How do we navigate sex as we age? How do common health issues and medications affect sexual desire? How can you use nutrition and exercise to improve sexual wellness? How do you keep sex hot, whether you’re partnered or single? These are some of the questions discussed on Saturday, April 25, 2015, at “Older Men’s Sexual Health,” an LGBTEI Conversation designed to foster a sex-positive, inclusive and affirming community discussion.

Presenters & the Program Video

Dr. Thomas Wood, a therapist specializing in sex and relationships, opened the program with a comprehensive model of the different facets of human sexuality. Wood told the audience that, “there are as many different types of sexuality as people on the planet.” He also emphasized that, “sexuality is lifelong.”

Click here to watch the full program in our video library.

Jim Hart, a nutrition and fitness expert, discussed the role that testosterone plays in both sexual and overall health; natural decline in testosterone with age versus symptoms that are concerning; and how to boost one’s testosterone levels naturally through holistic methods.

Dr. Goodman addresses the group

Dr. Goodman addresses the group

Mazzoni Center’s Dr. Andrew Goodman talked about common health concerns of older men, how to recognize them, how they are treated, and how both conditions and medications for them may affect desire and sexual performance.

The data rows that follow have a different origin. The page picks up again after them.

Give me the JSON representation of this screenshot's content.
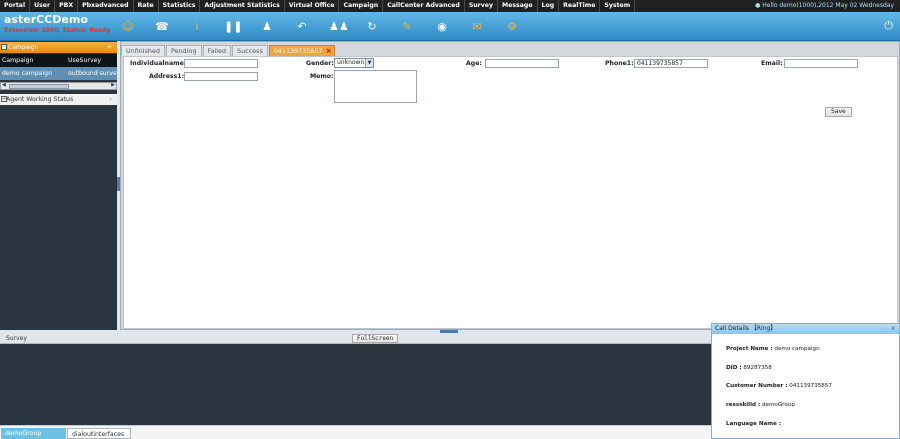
{
  "nav": {
    "items": [
      "Portal",
      "User",
      "PBX",
      "Pbxadvanced",
      "Rate",
      "Statistics",
      "Adjustment Statistics",
      "Virtual Office",
      "Campaign",
      "CallCenter Advanced",
      "Survey",
      "Message",
      "Log",
      "RealTime",
      "System"
    ],
    "greeting": "Hello demo(1000),2012 May 02 Wednesday"
  },
  "header": {
    "brand": "asterCCDemo",
    "status": "Extension: 1000, Status: Ready"
  },
  "toolbar": {
    "icons": [
      "agent-icon",
      "phone-icon",
      "info-icon",
      "pause-icon",
      "transfer-icon",
      "reply-icon",
      "conference-icon",
      "refresh-icon",
      "edit-icon",
      "globe-icon",
      "mail-icon",
      "settings-icon"
    ]
  },
  "left": {
    "campaign_title": "Campaign",
    "plus": "+",
    "col1": "Campaign",
    "col2": "UseSurvey",
    "row_campaign": "demo campaign",
    "row_survey": "outbound survey",
    "agent_status": "Agent Working Status"
  },
  "tabs": [
    "Unfinished",
    "Pending",
    "Failed",
    "Success",
    "041139735857"
  ],
  "form": {
    "name_label": "Individualname:",
    "name_value": "",
    "gender_label": "Gender:",
    "gender_value": "unknown",
    "age_label": "Age:",
    "age_value": "",
    "phone_label": "Phone1:",
    "phone_value": "041139735857",
    "email_label": "Email:",
    "email_value": "",
    "address_label": "Address1:",
    "address_value": "",
    "memo_label": "Memo:",
    "save_label": "Save"
  },
  "bottom": {
    "survey_label": "Survey",
    "fullscreen_label": "FullScreen"
  },
  "footer": {
    "tab1": "demoGroup",
    "tab2": "dialoutinterfaces"
  },
  "call_details": {
    "title": "Call Details  【Ring】",
    "close": "x",
    "project_label": "Project Name :",
    "project_value": "demo campaign",
    "did_label": "DID :",
    "did_value": "89287358",
    "customer_label": "Customer Number :",
    "customer_value": "041139735857",
    "skill_label": "ressskilld :",
    "skill_value": "demoGroup",
    "lang_label": "Language Name :",
    "lang_value": ""
  }
}
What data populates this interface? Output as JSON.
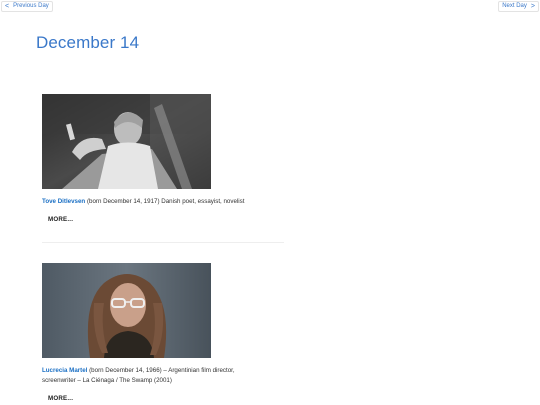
{
  "nav": {
    "prev_arrow": "<",
    "prev_label": "Previous Day",
    "next_label": "Next Day",
    "next_arrow": ">"
  },
  "page": {
    "title": "December 14"
  },
  "entries": [
    {
      "name": "Tove Ditlevsen",
      "description": " (born December 14, 1917) Danish poet, essayist, novelist",
      "more": "MORE..."
    },
    {
      "name": "Lucrecia Martel",
      "description": " (born December 14, 1966) – Argentinian film director, screenwriter – La Ciénaga / The Swamp (2001)",
      "more": "MORE..."
    }
  ],
  "colors": {
    "link": "#3a78c9",
    "name": "#1a6fc4",
    "text": "#333333"
  },
  "icons": {
    "prev": "chevron-left-icon",
    "next": "chevron-right-icon"
  }
}
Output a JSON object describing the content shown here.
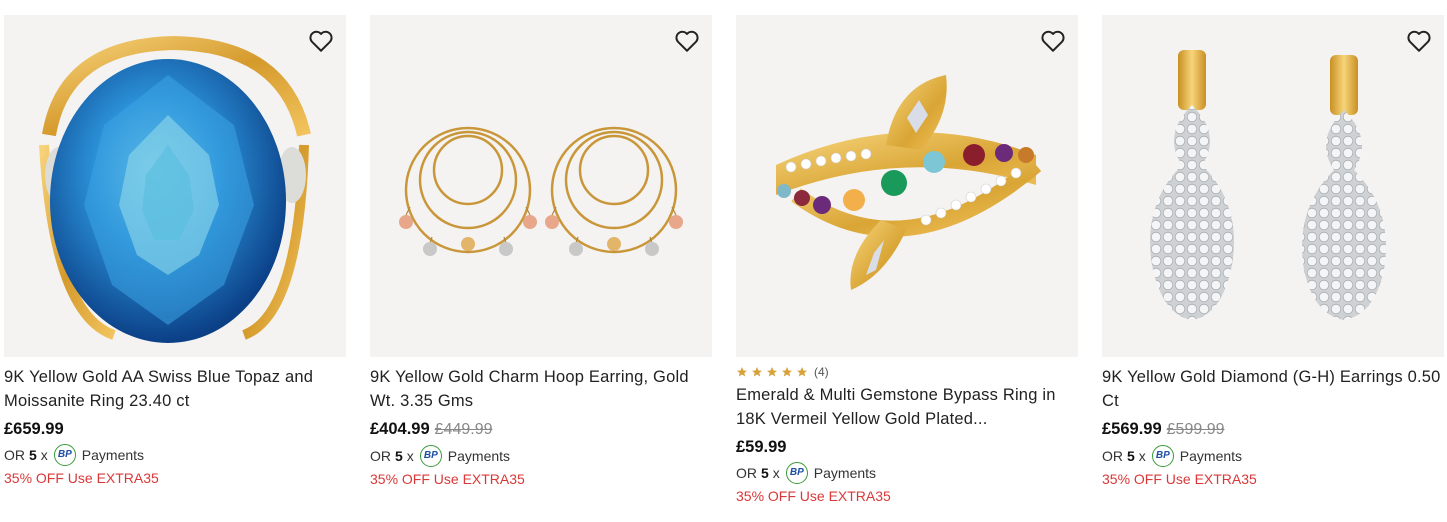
{
  "products": [
    {
      "title": "9K Yellow Gold AA Swiss Blue Topaz and Moissanite Ring 23.40 ct",
      "price": "£659.99",
      "was_price": "",
      "pay_or": "OR",
      "pay_count": "5",
      "pay_x": "x",
      "pay_logo": "BP",
      "pay_label": "Payments",
      "offer": "35% OFF Use EXTRA35",
      "image_icon": "blue-topaz-ring"
    },
    {
      "title": "9K Yellow Gold Charm Hoop Earring, Gold Wt. 3.35 Gms",
      "price": "£404.99",
      "was_price": "£449.99",
      "pay_or": "OR",
      "pay_count": "5",
      "pay_x": "x",
      "pay_logo": "BP",
      "pay_label": "Payments",
      "offer": "35% OFF Use EXTRA35",
      "image_icon": "hoop-earrings"
    },
    {
      "rating_count": "(4)",
      "rating_value": 5,
      "title": "Emerald & Multi Gemstone Bypass Ring in 18K Vermeil Yellow Gold Plated...",
      "price": "£59.99",
      "was_price": "",
      "pay_or": "OR",
      "pay_count": "5",
      "pay_x": "x",
      "pay_logo": "BP",
      "pay_label": "Payments",
      "offer": "35% OFF Use EXTRA35",
      "image_icon": "multi-gem-ring"
    },
    {
      "title": "9K Yellow Gold Diamond (G-H) Earrings 0.50 Ct",
      "price": "£569.99",
      "was_price": "£599.99",
      "pay_or": "OR",
      "pay_count": "5",
      "pay_x": "x",
      "pay_logo": "BP",
      "pay_label": "Payments",
      "offer": "35% OFF Use EXTRA35",
      "image_icon": "diamond-drop-earrings"
    }
  ],
  "colors": {
    "image_bg": "#f4f3f2",
    "offer": "#d93838",
    "star": "#d7a23a",
    "gold": "#e0b046"
  }
}
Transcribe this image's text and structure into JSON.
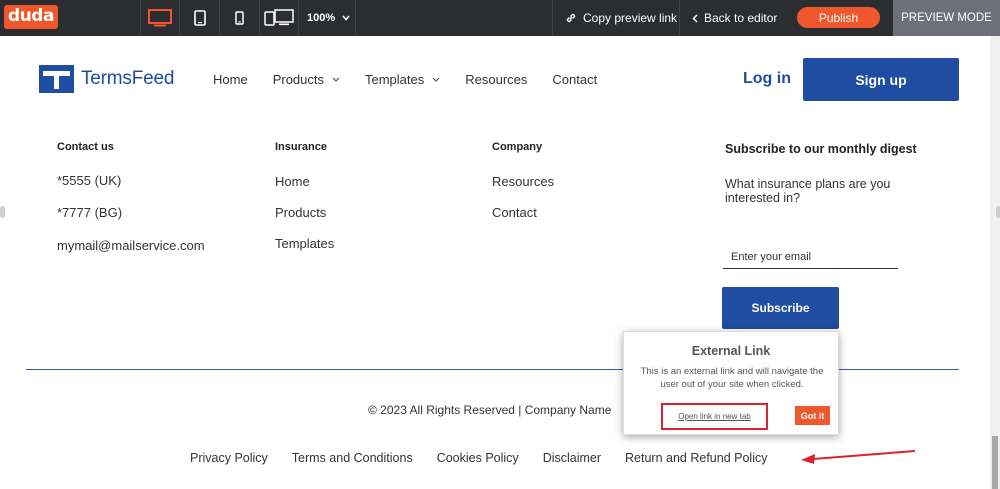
{
  "toolbar": {
    "logo": "duda",
    "zoom": "100%",
    "copy_preview": "Copy preview link",
    "back_to_editor": "Back to editor",
    "publish": "Publish",
    "preview_mode": "PREVIEW MODE",
    "accent": "#f0572d"
  },
  "site": {
    "brand": "TermsFeed",
    "brand_color": "#1e4da1",
    "nav": {
      "home": "Home",
      "products": "Products",
      "templates": "Templates",
      "resources": "Resources",
      "contact": "Contact"
    },
    "login": "Log in",
    "signup": "Sign up"
  },
  "footer": {
    "contact": {
      "title": "Contact us",
      "phone_uk": "*5555 (UK)",
      "phone_bg": "*7777 (BG)",
      "email": "mymail@mailservice.com"
    },
    "insurance": {
      "title": "Insurance",
      "home": "Home",
      "products": "Products",
      "templates": "Templates"
    },
    "company": {
      "title": "Company",
      "resources": "Resources",
      "contact": "Contact"
    },
    "subscribe": {
      "title": "Subscribe to our monthly digest",
      "question": "What insurance plans are you interested in?",
      "placeholder": "Enter your email",
      "button": "Subscribe"
    },
    "copyright": "© 2023 All Rights Reserved | Company Name",
    "links": {
      "privacy": "Privacy Policy",
      "terms": "Terms and Conditions",
      "cookies": "Cookies Policy",
      "disclaimer": "Disclaimer",
      "refund": "Return and Refund Policy"
    }
  },
  "popup": {
    "title": "External Link",
    "message": "This is an external link and will navigate the user out of your site when clicked.",
    "open_link": "Open link in new tab",
    "got_it": "Got it"
  }
}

Goodman acknowledged that many men are hesitant to visit the doctor to ask about sexual concerns. He emphasized that, “If you can’t talk to your provider about sex, you need a new provider.”

Penn pharmacist Wayne Marquardt reviewed the pharmaceutical aspects of erectile dysfunction. Many medications for conditions of aging such as diabetes and high blood pressure can negatively affect men’s desire for sex and ability to maintain an erection. Interactions between medications can also contribute to erectile dysfunction (ED). Marquardt also discussed pharmaceutical and surgical treatments for ED and shared helpful tips for bringing it up with your doctor.

Stephanie Chando, a palliative care social worker at Penn and education coordinator at the Sexploratorium, focused on the importance of communication to keeping sex hot as you age, regardless of what’s going on with your body. She gave tips for exploring what you want and communicating it to a partner or partners. Chando also passed around sex toys available at the Sexploratorium, including butt plugs, dildos and handcuffs.

Collaborating Partners & Sponsors

“Older Men’s Sexual Health” was a collaborative effort of the LGBT Elder Initiative, the William Way Community Center and Penn Medicine CAREs. COLOURS provided safer sex supplies and information.

This program was made possible with support from Philadelphia Corporation for Aging, the Delaware Valley Legacy Fund, PNC Bank, and the Philadelphia Gay News.